As noted by The Washington Post's Wonkblog, renewable energy overtook nuclear power as an energy source in the United States for the first time in decades in 2011. The most recent figures from the U.S. Energy Information Administration (EIA) show that renewable energy provided 11.95 percent of domestic U.S. energy production through the first nine months of 2011, compared with just 10.62 percent from nuclear. But the story explains that "[t]he two things that most people associate with the term 'clean energy' — namely, wind and solar — are nowhere close to overtaking nuclear power," with the "vast bulk of 'renewable' power in the United States still com[ing] from large-scale hydropower (4.35 percent), biomass (3.15 percent) and biofuels (2.57 percent)." The story continues:
Going forward, however, that could well shift. The nuclear industry is more focused on replacing soon-to-retire plants than expanding outright. There aren’t likely to be too many more large-scale hydropower plants in the United States — the prime hydro sites have all been taken. And as for biomass and biofuel, critics have raised serious questions about whether either of these sources are as sustainable as alleged. On the other hand, solar and wind were by far the fastest-growing energy sources last year — solar electricity grew 46.5 percent and wind by 27.1 percent (though it’s unclear whether either source can maintain that hectic pace now that Congress has allowed a few key subsidies to expire.)
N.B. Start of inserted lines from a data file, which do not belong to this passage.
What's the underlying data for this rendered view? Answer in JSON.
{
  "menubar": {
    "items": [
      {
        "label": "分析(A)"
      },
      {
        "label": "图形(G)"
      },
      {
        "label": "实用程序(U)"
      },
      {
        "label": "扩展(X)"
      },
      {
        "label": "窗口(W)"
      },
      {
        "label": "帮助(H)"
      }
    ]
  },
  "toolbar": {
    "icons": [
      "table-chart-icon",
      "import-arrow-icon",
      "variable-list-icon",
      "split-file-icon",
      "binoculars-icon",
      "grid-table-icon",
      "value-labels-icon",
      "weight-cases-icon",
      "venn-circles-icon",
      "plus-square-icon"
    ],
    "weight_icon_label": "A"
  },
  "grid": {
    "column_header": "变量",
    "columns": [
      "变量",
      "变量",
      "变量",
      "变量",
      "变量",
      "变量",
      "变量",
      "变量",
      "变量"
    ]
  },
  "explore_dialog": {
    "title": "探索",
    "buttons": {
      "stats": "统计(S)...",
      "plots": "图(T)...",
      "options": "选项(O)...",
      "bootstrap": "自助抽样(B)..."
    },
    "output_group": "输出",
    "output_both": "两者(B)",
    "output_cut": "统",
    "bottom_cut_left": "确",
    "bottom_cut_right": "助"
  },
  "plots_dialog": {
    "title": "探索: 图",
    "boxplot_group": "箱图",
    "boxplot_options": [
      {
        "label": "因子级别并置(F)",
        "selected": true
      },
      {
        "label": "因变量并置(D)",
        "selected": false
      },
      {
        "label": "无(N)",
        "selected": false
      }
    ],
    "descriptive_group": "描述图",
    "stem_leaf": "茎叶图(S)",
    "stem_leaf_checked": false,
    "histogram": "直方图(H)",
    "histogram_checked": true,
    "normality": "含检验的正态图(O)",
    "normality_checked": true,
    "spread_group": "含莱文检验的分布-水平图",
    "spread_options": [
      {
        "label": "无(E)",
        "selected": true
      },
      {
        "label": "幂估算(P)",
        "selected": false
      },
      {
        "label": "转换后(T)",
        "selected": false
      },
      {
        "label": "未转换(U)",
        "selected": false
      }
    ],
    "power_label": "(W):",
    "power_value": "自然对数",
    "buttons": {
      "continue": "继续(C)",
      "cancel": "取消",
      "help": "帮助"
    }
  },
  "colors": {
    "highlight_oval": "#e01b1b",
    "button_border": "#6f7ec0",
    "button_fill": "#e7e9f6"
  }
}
The article notes that the other "big story" in the EIA figures is natural gas's fast rise as an energy source and coal's decline.